[Records from a collection]
——————
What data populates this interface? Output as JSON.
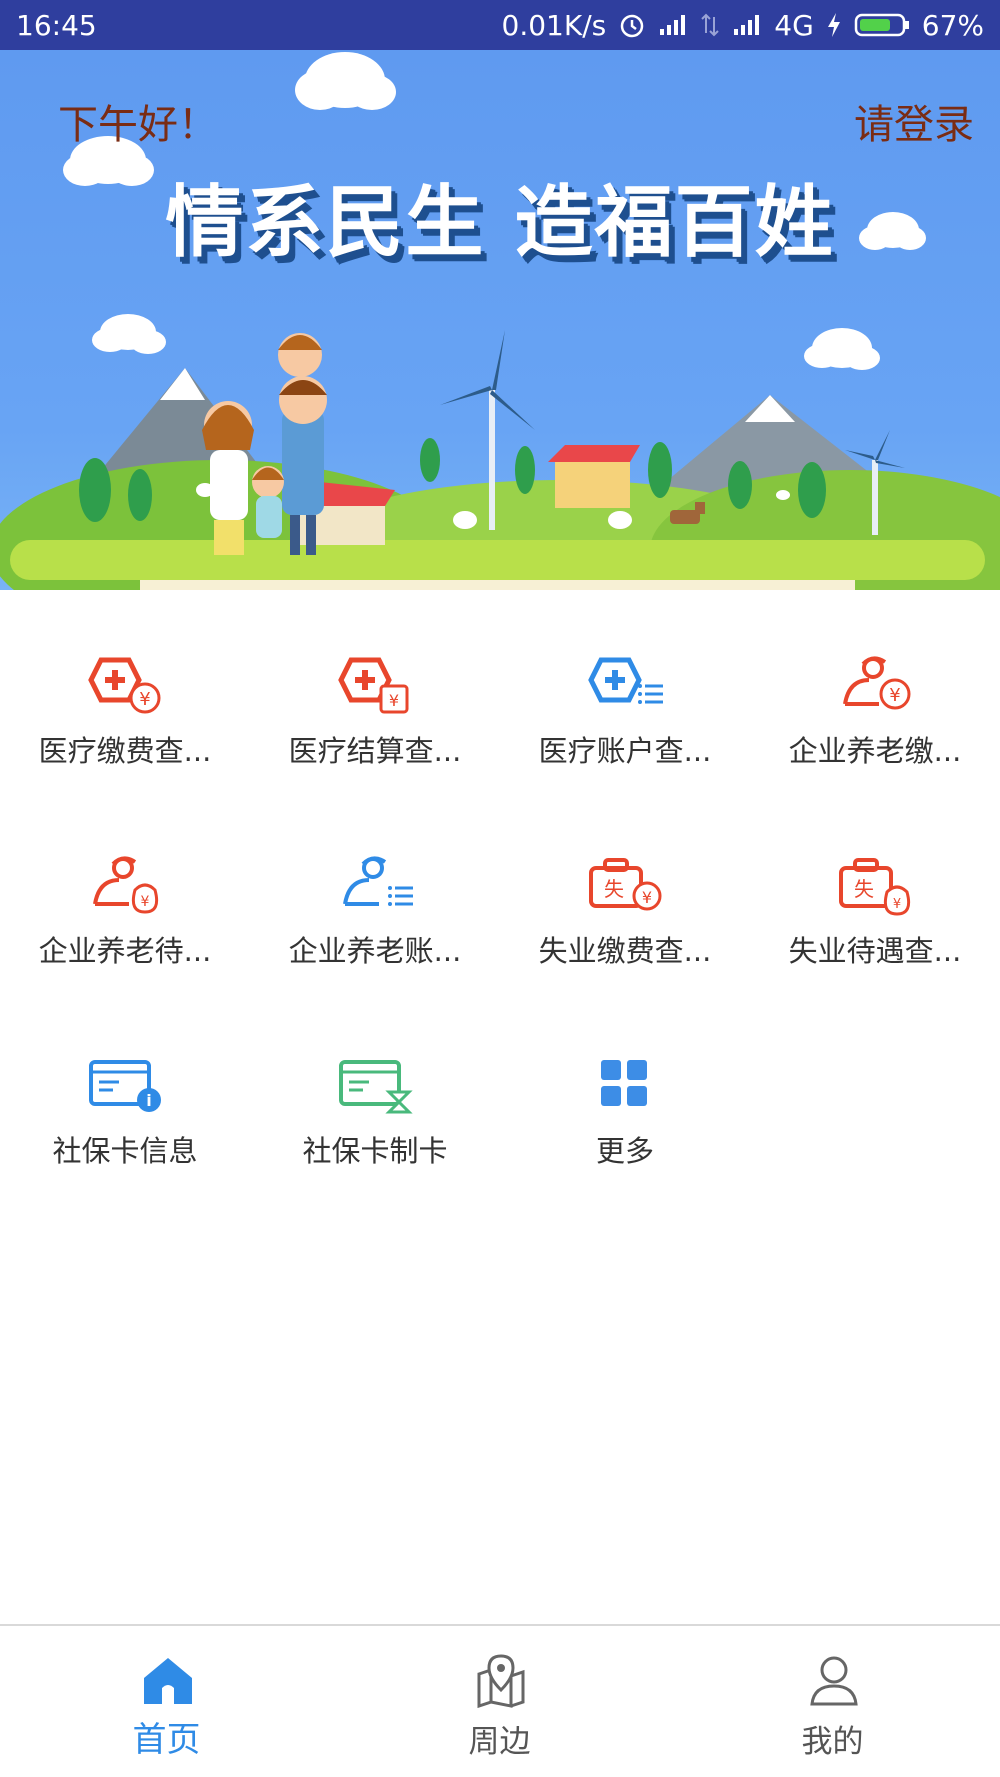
{
  "status_bar": {
    "time": "16:45",
    "speed": "0.01K/s",
    "network": "4G",
    "battery": "67%"
  },
  "banner": {
    "greeting": "下午好！",
    "login": "请登录",
    "slogan": "情系民生 造福百姓"
  },
  "services": [
    {
      "label": "医疗缴费查...",
      "icon": "medical-payment-icon"
    },
    {
      "label": "医疗结算查...",
      "icon": "medical-settlement-icon"
    },
    {
      "label": "医疗账户查...",
      "icon": "medical-account-icon"
    },
    {
      "label": "企业养老缴...",
      "icon": "pension-payment-icon"
    },
    {
      "label": "企业养老待...",
      "icon": "pension-benefit-icon"
    },
    {
      "label": "企业养老账...",
      "icon": "pension-account-icon"
    },
    {
      "label": "失业缴费查...",
      "icon": "unemployment-payment-icon"
    },
    {
      "label": "失业待遇查...",
      "icon": "unemployment-benefit-icon"
    },
    {
      "label": "社保卡信息",
      "icon": "social-card-info-icon"
    },
    {
      "label": "社保卡制卡",
      "icon": "social-card-making-icon"
    },
    {
      "label": "更多",
      "icon": "more-grid-icon"
    }
  ],
  "tabs": [
    {
      "label": "首页",
      "icon": "home-icon",
      "active": true
    },
    {
      "label": "周边",
      "icon": "map-pin-icon",
      "active": false
    },
    {
      "label": "我的",
      "icon": "user-icon",
      "active": false
    }
  ],
  "colors": {
    "status_bar": "#2f3e9e",
    "banner_sky": "#5f9af0",
    "red_icon": "#e8462c",
    "blue_icon": "#2f8be6",
    "green_icon": "#49b97c",
    "active_tab": "#2f8be6"
  }
}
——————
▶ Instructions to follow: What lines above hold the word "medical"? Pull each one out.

▶ Output of the exercise:
      "icon": "medical-payment-icon"
      "icon": "medical-settlement-icon"
      "icon": "medical-account-icon"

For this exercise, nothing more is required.